Starting with the post “Change is hard” we have talked about how to create the new normal corporate culture but that brings us to a more fundamental question – what do we change in the organization to create the new normal? The tendency is to try and change EVERYTHING at once and that does not work for many reasons. The basic reason is that you can’t be the master of everything and do it well.
Lets begin with the premise I believe we can all agree on and that is each of our organization’s is not perfect by any means. We have issues with performance, with financial matters, with customers and with human capital assets. This is only the beginning of a long list of issues that confront you everyday. The goal here must be to find those issues which when corrected can have the greatest impact on the organization. Those issues which when corrected can improve the organization in either a major or minor way. Processes can be fixed by minor changes to the steps. Customer demands can be fixed by listening to the voice of the customer and what they are telling us about our products or services. In some cases the change requires an almost total redo of the organization.
When looking at the area of changes to an organization there are usually two sides to the argument in response. One side says if the culture is flawed it is the fault of the human capital assets. If there is a problem in the organization it is due to the talents, skills and abilities of our personnel. So the proper effort to change the organization is get rid of the dead wood and find someone who can bring you those desired talents, skills and abilities. The difficulty here is in many cases we are confronted with the environment where the people problems are caused by either a lack of training or lack of will.
The second side of the coin is that our organizations are still using process designs that are out of date for the times. They are processes contrived by the organization eons ago and in today’s workplace have no relevance. In this case we have to fight the tendency to continue to do things as we have always done. Here is where we find the silent obstacle to process improvement. This is where we find the manager who talks the talk but does not walk the walk. The view is everything is working fine just look around. The problem is when you do that everything is not fine.
Steps to determine what to change?
- Review all corporate processes – Look at them in depth. See what is causing the customer to be screaming down your neck because something is not right.
- 2. Identify the villains – What in the process is causing the hang up. Consider the government agency that found that their recruiting efforts were slowed because the hiring process had redundancies in the process. Once you have identified the things causing you not to sleep at night narrow that list down to a handful of very critical issues that when corrected would enhance the bottom line of the organization. Typically these are things, which are referred to as the low hanging fruit. They are easy fixes, which generate large returns on investment.

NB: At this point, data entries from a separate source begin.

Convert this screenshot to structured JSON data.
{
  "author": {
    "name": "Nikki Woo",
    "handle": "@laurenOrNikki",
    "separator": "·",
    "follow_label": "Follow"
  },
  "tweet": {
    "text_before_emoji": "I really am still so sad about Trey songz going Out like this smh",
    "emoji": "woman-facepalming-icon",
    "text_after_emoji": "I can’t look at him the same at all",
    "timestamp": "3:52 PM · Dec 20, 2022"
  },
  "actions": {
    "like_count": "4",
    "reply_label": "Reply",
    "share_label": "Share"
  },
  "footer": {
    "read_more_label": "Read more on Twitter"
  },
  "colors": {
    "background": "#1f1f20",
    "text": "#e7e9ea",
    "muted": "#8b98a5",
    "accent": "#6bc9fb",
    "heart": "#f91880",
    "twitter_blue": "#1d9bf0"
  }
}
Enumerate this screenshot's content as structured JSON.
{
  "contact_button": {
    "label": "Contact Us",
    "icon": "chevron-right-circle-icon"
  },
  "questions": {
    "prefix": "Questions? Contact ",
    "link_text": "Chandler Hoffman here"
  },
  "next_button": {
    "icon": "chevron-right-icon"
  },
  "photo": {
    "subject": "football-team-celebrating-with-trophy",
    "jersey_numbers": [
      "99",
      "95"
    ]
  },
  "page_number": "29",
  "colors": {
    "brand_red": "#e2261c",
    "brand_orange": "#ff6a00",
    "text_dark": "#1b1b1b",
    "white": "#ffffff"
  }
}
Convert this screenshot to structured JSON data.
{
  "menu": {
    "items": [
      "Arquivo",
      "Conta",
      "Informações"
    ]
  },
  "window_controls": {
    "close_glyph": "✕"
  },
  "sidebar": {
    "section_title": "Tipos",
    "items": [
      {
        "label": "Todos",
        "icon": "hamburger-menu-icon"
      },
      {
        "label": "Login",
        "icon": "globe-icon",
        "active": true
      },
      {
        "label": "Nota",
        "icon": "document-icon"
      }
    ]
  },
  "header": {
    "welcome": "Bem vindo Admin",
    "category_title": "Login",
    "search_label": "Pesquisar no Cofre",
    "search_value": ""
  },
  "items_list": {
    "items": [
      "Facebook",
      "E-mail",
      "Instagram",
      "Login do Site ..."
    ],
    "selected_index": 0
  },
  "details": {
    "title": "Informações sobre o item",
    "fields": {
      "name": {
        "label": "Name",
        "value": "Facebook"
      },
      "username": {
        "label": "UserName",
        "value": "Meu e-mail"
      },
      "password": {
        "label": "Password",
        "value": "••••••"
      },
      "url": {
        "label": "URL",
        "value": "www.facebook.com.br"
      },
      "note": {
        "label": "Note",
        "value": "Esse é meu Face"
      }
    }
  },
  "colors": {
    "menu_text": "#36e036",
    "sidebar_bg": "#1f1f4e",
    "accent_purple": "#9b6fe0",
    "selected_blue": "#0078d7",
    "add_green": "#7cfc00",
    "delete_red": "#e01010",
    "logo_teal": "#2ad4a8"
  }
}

- Experiment – Take the problem and seek out the alternatives to the way the problem is addresses today that will achieve the same end goal but makes the organization run more efficiently. You want to do that for each of the critical few processes you have identified.
- See it, feel it, change it – Some of you may have been reading this post and thought I was going to give you a long list of the changes to make. But I can’t do that. I have not seen your problems although I can guess at what problems you are facing because some are common to every organization. I know they are in plain sight within your organization. I do not know how the problems affect your organization. You are the only ones who can tell me how the problems are affecting your organization. You are the only ones who can tell me how you feel the current process outputs in the organization. From that process you are the only ones who can initiate the changes to create the new normal.
David Steinberg of XML marketing has said Innovation doesn’t have to be about creating the light bulb or telegraph. Innovation can be very important small changes to something that is already working. That is the stuff that is overlooked and it can take things to the next level.
Here is the bottom line. Find the problems. Understand why they exist and what you can do about them. Once you have found the problem understand how that problem is affecting the organization. Finally create the new normal. Make the important small changes that David Steinberg references and improve the organization and its process steps in alignment with the organizational strategic goals and initiatives.